[Records provided — start]
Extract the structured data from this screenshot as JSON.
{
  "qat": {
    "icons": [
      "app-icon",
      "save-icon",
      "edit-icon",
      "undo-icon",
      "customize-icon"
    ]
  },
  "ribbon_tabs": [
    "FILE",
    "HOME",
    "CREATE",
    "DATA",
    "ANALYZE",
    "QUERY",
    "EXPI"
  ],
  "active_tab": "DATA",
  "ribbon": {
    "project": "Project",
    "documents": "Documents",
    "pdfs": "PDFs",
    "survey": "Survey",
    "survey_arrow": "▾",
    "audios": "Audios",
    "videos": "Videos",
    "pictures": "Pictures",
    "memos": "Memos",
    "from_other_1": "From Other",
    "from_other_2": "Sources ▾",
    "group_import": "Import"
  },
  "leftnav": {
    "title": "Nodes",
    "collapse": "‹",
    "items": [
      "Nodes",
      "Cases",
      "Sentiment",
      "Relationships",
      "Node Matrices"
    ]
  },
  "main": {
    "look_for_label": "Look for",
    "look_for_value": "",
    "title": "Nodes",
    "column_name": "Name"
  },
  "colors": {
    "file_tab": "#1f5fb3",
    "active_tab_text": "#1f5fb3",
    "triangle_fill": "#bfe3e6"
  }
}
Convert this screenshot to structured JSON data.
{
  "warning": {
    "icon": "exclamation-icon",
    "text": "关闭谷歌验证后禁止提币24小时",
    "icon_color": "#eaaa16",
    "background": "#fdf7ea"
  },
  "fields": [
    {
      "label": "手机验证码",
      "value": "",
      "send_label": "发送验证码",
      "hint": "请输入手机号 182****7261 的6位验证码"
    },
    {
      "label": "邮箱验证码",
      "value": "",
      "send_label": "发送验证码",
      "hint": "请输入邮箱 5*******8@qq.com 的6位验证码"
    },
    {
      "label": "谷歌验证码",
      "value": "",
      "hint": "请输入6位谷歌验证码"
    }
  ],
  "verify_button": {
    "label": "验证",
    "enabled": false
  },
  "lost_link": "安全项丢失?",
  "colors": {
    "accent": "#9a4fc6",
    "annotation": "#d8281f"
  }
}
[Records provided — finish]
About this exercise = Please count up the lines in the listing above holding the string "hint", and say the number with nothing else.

Exercise result = 3